With nothing added or dropped, copy the data that follows exactly.

_Extracted data_.
*** Block opens ***

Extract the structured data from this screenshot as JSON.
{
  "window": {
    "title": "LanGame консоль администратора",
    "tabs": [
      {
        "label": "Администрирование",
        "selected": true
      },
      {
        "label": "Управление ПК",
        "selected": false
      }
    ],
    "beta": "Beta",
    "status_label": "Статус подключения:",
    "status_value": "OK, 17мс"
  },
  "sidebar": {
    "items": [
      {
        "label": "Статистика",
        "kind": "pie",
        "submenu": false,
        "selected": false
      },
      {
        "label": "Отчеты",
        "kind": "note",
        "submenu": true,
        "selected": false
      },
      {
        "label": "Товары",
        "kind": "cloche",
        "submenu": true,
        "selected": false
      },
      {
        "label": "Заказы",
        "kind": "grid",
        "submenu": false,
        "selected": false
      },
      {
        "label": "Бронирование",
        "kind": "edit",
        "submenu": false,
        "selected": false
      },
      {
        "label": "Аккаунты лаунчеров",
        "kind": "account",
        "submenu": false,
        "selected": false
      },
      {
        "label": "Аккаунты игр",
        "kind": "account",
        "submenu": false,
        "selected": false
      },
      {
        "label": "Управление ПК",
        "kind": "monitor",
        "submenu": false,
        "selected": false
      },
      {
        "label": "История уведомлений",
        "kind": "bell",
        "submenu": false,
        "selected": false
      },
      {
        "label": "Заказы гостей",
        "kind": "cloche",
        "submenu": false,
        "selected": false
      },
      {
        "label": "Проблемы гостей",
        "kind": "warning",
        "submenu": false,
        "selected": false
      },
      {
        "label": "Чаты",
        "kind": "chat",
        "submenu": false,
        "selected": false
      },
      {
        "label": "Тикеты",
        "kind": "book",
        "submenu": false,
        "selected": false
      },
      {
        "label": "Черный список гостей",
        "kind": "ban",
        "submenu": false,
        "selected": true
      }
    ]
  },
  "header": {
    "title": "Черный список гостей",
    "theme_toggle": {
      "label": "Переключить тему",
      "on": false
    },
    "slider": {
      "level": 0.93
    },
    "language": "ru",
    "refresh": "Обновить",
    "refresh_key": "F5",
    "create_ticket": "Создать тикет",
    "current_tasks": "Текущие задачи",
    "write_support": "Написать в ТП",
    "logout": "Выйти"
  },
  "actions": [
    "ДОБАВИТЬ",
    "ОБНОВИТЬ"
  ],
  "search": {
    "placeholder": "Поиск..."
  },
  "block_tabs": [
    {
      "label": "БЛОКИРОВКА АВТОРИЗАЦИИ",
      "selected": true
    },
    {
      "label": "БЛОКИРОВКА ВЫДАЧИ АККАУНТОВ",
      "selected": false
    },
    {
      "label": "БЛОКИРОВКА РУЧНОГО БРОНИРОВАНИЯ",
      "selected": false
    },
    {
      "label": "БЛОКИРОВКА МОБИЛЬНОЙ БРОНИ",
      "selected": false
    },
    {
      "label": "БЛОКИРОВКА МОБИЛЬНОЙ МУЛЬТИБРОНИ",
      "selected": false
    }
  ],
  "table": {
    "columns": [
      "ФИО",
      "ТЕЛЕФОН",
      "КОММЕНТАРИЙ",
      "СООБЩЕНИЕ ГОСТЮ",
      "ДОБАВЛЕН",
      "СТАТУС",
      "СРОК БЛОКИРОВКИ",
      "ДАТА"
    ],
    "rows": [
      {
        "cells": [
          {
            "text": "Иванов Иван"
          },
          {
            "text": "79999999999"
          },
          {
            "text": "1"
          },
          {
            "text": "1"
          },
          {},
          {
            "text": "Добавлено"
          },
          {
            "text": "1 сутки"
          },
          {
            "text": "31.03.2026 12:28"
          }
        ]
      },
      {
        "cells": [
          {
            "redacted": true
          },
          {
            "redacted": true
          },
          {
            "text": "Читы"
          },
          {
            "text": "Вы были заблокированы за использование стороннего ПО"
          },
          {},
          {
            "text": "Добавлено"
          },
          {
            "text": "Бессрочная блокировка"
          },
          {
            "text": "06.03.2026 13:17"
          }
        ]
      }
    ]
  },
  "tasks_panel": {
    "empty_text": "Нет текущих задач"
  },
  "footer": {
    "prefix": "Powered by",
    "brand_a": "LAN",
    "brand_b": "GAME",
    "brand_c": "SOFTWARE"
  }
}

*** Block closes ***

_Result for this exercise_.
Extract the structured data from this screenshot as JSON.
{
  "window": {
    "title": "LanGame консоль администратора",
    "tabs": [
      {
        "label": "Администрирование",
        "selected": true
      },
      {
        "label": "Управление ПК",
        "selected": false
      }
    ],
    "beta": "Beta",
    "status_label": "Статус подключения:",
    "status_value": "OK, 17мс"
  },
  "sidebar": {
    "items": [
      {
        "label": "Статистика",
        "kind": "pie",
        "submenu": false,
        "selected": false
      },
      {
        "label": "Отчеты",
        "kind": "note",
        "submenu": true,
        "selected": false
      },
      {
        "label": "Товары",
        "kind": "cloche",
        "submenu": true,
        "selected": false
      },
      {
        "label": "Заказы",
        "kind": "grid",
        "submenu": false,
        "selected": false
      },
      {
        "label": "Бронирование",
        "kind": "edit",
        "submenu": false,
        "selected": false
      },
      {
        "label": "Аккаунты лаунчеров",
        "kind": "account",
        "submenu": false,
        "selected": false
      },
      {
        "label": "Аккаунты игр",
        "kind": "account",
        "submenu": false,
        "selected": false
      },
      {
        "label": "Управление ПК",
        "kind": "monitor",
        "submenu": false,
        "selected": false
      },
      {
        "label": "История уведомлений",
        "kind": "bell",
        "submenu": false,
        "selected": false
      },
      {
        "label": "Заказы гостей",
        "kind": "cloche",
        "submenu": false,
        "selected": false
      },
      {
        "label": "Проблемы гостей",
        "kind": "warning",
        "submenu": false,
        "selected": false
      },
      {
        "label": "Чаты",
        "kind": "chat",
        "submenu": false,
        "selected": false
      },
      {
        "label": "Тикеты",
        "kind": "book",
        "submenu": false,
        "selected": false
      },
      {
        "label": "Черный список гостей",
        "kind": "ban",
        "submenu": false,
        "selected": true
      }
    ]
  },
  "header": {
    "title": "Черный список гостей",
    "theme_toggle": {
      "label": "Переключить тему",
      "on": false
    },
    "slider": {
      "level": 0.93
    },
    "language": "ru",
    "refresh": "Обновить",
    "refresh_key": "F5",
    "create_ticket": "Создать тикет",
    "current_tasks": "Текущие задачи",
    "write_support": "Написать в ТП",
    "logout": "Выйти"
  },
  "actions": [
    "ДОБАВИТЬ",
    "ОБНОВИТЬ"
  ],
  "search": {
    "placeholder": "Поиск..."
  },
  "block_tabs": [
    {
      "label": "БЛОКИРОВКА АВТОРИЗАЦИИ",
      "selected": true
    },
    {
      "label": "БЛОКИРОВКА ВЫДАЧИ АККАУНТОВ",
      "selected": false
    },
    {
      "label": "БЛОКИРОВКА РУЧНОГО БРОНИРОВАНИЯ",
      "selected": false
    },
    {
      "label": "БЛОКИРОВКА МОБИЛЬНОЙ БРОНИ",
      "selected": false
    },
    {
      "label": "БЛОКИРОВКА МОБИЛЬНОЙ МУЛЬТИБРОНИ",
      "selected": false
    }
  ],
  "table": {
    "columns": [
      "ФИО",
      "ТЕЛЕФОН",
      "КОММЕНТАРИЙ",
      "СООБЩЕНИЕ ГОСТЮ",
      "ДОБАВЛЕН",
      "СТАТУС",
      "СРОК БЛОКИРОВКИ",
      "ДАТА"
    ],
    "rows": [
      {
        "cells": [
          {
            "text": "Иванов Иван"
          },
          {
            "text": "79999999999"
          },
          {
            "text": "1"
          },
          {
            "text": "1"
          },
          {},
          {
            "text": "Добавлено"
          },
          {
            "text": "1 сутки"
          },
          {
            "text": "31.03.2026 12:28"
          }
        ]
      },
      {
        "cells": [
          {
            "redacted": true
          },
          {
            "redacted": true
          },
          {
            "text": "Читы"
          },
          {
            "text": "Вы были заблокированы за использование стороннего ПО"
          },
          {},
          {
            "text": "Добавлено"
          },
          {
            "text": "Бессрочная блокировка"
          },
          {
            "text": "06.03.2026 13:17"
          }
        ]
      }
    ]
  },
  "tasks_panel": {
    "empty_text": "Нет текущих задач"
  },
  "footer": {
    "prefix": "Powered by",
    "brand_a": "LAN",
    "brand_b": "GAME",
    "brand_c": "SOFTWARE"
  }
}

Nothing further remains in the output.